WHAT IS NEEDED:
Search the data for "Current". Return each matching line.

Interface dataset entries
※
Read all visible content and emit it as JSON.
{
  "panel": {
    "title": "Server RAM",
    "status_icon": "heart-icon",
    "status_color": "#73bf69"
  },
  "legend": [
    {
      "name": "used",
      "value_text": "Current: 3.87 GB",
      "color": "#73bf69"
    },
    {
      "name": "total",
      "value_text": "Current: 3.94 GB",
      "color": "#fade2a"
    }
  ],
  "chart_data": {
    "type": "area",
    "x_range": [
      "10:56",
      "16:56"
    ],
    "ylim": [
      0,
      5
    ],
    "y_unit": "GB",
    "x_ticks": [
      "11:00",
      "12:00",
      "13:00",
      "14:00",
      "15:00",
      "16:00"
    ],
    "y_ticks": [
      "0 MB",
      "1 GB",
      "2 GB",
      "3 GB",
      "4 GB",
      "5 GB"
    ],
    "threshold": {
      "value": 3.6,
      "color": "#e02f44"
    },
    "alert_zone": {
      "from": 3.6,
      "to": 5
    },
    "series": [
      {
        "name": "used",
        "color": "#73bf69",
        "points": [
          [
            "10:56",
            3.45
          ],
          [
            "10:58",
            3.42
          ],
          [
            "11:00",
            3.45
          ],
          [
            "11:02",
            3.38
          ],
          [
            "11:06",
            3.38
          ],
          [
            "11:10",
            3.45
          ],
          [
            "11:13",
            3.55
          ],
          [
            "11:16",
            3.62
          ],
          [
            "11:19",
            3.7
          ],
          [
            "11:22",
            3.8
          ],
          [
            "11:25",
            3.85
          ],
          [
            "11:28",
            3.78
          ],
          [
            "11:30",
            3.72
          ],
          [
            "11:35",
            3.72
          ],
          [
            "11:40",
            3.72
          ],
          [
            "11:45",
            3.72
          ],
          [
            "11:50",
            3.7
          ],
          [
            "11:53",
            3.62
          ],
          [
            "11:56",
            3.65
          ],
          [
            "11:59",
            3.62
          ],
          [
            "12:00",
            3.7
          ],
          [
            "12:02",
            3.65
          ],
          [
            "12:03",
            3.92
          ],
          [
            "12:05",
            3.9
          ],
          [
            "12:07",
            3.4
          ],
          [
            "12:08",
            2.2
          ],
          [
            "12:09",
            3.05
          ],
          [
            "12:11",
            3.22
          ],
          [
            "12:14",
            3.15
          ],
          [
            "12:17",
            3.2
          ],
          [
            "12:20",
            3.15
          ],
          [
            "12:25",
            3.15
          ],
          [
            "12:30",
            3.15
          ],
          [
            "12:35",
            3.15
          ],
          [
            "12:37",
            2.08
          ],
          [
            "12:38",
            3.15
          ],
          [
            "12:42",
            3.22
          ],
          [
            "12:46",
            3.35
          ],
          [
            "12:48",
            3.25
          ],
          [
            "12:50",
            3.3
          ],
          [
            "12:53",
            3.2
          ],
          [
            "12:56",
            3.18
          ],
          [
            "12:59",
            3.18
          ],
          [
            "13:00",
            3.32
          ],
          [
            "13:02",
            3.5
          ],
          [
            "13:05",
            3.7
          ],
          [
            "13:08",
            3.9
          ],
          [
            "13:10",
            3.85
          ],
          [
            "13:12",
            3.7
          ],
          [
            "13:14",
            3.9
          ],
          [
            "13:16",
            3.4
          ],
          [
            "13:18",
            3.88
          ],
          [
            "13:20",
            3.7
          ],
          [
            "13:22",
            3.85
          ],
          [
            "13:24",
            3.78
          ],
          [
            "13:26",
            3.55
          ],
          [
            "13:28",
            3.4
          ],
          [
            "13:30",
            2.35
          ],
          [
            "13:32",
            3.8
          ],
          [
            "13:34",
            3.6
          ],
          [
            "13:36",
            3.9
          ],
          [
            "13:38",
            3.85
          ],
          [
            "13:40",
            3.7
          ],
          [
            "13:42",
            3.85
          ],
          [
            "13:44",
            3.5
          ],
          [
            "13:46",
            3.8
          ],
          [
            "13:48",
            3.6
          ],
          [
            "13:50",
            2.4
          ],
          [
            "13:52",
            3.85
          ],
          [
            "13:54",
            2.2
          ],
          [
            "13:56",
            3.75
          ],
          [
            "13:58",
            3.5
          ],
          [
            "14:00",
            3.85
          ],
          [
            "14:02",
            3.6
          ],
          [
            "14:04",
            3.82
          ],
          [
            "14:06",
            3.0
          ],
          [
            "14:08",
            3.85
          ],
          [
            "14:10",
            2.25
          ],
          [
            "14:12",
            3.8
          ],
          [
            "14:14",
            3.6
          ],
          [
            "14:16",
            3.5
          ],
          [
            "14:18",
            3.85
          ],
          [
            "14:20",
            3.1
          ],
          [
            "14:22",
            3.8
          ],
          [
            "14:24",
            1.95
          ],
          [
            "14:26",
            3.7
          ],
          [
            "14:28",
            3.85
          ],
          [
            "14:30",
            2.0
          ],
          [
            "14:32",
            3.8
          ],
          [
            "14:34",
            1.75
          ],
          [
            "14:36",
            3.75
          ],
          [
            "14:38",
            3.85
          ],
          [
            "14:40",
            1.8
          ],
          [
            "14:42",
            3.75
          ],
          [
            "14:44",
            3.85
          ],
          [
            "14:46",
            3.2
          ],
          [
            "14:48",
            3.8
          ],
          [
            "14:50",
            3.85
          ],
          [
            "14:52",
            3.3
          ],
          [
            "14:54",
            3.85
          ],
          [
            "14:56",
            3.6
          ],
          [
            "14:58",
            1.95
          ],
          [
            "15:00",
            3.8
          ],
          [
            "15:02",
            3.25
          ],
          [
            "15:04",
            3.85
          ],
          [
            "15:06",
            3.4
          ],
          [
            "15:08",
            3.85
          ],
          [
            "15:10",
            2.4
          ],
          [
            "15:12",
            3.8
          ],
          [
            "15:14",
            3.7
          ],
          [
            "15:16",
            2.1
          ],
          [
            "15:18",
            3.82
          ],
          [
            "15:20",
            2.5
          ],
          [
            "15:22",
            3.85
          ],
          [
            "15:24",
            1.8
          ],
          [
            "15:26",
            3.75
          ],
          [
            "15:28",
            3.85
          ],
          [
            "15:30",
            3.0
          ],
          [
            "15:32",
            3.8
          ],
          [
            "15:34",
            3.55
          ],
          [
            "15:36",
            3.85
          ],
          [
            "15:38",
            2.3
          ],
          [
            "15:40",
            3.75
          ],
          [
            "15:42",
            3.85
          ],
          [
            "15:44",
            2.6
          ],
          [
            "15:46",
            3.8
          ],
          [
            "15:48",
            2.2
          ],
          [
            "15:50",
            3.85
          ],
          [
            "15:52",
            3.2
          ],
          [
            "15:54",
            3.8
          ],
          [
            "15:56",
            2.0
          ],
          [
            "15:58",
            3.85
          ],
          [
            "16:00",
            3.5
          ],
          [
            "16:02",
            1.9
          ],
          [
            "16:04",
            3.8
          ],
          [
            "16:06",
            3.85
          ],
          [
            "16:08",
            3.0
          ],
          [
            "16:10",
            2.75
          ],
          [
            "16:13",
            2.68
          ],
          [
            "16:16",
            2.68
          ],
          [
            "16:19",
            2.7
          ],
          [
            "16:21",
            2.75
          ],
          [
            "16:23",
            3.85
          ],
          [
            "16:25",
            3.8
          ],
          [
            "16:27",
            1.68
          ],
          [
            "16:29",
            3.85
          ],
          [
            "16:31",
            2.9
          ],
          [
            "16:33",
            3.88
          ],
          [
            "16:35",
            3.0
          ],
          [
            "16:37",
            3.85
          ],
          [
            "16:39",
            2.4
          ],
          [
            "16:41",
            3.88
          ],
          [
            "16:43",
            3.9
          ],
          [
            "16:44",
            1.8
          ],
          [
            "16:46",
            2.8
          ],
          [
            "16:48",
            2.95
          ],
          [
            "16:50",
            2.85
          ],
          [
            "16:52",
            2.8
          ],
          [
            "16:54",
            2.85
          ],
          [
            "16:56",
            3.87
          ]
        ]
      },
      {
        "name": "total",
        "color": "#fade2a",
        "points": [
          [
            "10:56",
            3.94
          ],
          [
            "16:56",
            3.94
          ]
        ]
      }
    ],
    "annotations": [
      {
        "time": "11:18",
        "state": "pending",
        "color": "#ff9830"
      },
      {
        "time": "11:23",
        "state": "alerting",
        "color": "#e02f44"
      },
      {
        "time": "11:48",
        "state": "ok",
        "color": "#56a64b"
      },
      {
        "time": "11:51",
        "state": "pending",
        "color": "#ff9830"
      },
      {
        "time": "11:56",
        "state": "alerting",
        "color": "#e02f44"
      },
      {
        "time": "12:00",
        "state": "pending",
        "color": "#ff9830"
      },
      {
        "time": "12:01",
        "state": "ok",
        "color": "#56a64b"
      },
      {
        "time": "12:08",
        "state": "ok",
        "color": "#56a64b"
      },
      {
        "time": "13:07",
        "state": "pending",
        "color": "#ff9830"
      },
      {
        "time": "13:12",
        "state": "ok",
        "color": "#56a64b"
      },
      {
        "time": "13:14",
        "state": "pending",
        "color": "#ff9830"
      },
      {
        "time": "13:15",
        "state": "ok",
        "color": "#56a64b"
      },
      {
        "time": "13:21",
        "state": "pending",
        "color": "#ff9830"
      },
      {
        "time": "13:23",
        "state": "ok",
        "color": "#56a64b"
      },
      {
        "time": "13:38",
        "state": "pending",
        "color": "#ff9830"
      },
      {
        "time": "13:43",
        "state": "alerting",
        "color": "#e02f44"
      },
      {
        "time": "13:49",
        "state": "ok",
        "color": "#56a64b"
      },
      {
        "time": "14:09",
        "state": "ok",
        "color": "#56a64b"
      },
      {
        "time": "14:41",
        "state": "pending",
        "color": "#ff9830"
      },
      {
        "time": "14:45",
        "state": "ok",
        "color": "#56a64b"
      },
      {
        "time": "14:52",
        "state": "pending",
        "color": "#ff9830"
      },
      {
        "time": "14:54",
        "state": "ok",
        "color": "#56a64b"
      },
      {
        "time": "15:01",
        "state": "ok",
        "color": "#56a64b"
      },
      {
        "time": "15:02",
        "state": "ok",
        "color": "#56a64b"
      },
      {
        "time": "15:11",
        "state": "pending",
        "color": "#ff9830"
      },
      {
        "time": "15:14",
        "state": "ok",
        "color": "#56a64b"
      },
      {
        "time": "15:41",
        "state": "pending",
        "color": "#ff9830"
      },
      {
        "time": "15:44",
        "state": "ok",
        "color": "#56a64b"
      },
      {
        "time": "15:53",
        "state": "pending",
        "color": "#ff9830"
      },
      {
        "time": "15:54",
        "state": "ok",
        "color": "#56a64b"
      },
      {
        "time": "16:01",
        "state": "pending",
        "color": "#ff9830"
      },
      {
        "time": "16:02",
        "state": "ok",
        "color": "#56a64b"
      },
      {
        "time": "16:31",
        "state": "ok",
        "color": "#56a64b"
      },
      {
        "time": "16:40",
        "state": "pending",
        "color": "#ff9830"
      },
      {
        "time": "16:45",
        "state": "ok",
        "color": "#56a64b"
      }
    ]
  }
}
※
EXERCISE ANSWER:
      "value_text": "Current: 3.87 GB",
      "value_text": "Current: 3.94 GB",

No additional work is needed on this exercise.